Posted on May 06 2005
Ed Dentry looks at the phenomenon of ice-out and explains why the warming of ice-bound lakes and rivers briefly makes fishing so good. “Water is heaviest at 39 degrees and lighter when it is warmer or colder. During ice-fishing season, the heaviest water (39 degrees) will be at the bottom of a lake and the water column from bottom to the ice lid will be about 32 degrees. When the ice melts, sun and wind quickly warm and oxygenate the 32-degree surface.

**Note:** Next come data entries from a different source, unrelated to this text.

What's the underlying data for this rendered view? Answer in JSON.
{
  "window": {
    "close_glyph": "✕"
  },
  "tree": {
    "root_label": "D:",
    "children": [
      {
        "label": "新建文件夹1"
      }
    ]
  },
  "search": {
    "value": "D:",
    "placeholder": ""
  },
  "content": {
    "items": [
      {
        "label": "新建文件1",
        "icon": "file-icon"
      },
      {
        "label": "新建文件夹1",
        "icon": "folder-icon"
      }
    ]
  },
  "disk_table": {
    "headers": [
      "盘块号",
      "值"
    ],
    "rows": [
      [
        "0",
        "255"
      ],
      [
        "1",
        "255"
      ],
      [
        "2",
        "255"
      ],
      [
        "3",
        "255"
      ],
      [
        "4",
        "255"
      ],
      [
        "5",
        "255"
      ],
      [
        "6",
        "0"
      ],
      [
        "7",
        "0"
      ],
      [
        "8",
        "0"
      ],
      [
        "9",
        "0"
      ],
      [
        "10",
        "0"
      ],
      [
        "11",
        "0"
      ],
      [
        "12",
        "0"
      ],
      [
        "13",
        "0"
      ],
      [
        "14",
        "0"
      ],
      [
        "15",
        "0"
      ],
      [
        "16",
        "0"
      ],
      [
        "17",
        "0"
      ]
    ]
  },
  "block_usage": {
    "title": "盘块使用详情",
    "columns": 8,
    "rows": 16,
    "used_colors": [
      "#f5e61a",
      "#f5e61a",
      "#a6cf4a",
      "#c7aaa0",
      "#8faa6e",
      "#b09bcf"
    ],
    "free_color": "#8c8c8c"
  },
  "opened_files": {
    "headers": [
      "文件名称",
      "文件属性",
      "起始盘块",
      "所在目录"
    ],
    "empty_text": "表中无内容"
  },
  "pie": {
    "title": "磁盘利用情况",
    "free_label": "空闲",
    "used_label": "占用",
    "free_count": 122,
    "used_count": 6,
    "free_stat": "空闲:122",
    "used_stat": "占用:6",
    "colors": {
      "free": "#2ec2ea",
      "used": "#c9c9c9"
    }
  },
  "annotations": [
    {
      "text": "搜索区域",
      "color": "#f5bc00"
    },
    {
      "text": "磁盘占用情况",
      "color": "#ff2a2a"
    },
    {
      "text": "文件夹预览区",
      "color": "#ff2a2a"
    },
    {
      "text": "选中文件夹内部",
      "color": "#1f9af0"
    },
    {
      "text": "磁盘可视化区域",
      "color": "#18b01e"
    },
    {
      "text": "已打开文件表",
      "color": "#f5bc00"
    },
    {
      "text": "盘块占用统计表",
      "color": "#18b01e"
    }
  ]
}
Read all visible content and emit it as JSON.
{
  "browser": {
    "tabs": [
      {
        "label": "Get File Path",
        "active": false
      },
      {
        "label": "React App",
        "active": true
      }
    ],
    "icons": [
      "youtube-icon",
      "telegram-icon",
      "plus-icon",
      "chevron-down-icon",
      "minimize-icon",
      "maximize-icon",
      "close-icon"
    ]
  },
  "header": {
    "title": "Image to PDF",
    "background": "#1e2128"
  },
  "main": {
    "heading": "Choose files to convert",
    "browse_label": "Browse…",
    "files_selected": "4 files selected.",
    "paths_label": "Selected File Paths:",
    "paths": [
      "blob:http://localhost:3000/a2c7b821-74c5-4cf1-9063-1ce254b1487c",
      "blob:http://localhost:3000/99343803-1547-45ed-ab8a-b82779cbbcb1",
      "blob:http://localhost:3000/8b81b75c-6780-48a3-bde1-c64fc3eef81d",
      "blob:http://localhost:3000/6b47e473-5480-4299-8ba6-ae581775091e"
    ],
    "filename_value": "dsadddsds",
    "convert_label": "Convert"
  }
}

When surface waters reach 39 degrees (heaviest), they sink to the bottom, dragging oxygen along and mixing with 39-degree water down deep.” In the Rocky Mountain News.